## Task description
Could you copy out all the lines in the material below where the word "value" occurs?

*** Opening Provided records ***

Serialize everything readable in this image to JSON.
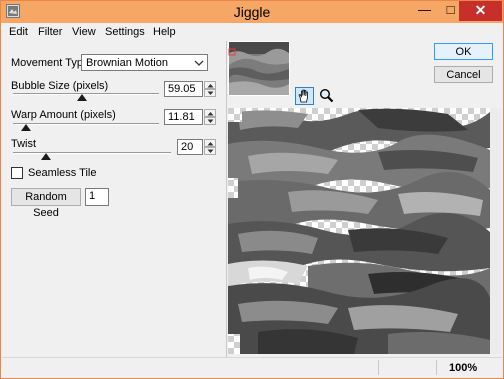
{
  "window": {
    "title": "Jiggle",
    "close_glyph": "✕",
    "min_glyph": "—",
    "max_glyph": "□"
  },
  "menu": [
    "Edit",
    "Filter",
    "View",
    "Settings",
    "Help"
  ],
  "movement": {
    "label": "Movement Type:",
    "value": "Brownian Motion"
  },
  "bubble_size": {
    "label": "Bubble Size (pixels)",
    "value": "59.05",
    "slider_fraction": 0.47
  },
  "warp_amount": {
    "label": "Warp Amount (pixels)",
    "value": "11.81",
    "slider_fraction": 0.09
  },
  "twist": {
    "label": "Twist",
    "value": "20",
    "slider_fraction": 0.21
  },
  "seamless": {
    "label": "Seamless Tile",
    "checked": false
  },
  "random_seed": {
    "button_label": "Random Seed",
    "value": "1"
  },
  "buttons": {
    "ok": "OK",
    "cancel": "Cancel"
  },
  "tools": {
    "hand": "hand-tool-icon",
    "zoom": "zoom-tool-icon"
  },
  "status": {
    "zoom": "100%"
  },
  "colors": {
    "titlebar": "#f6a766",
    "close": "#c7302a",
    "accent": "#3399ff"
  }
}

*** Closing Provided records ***

## Written reply
    "value": "Brownian Motion"
    "value": "59.05",
    "value": "11.81",
    "value": "20",
    "value": "1"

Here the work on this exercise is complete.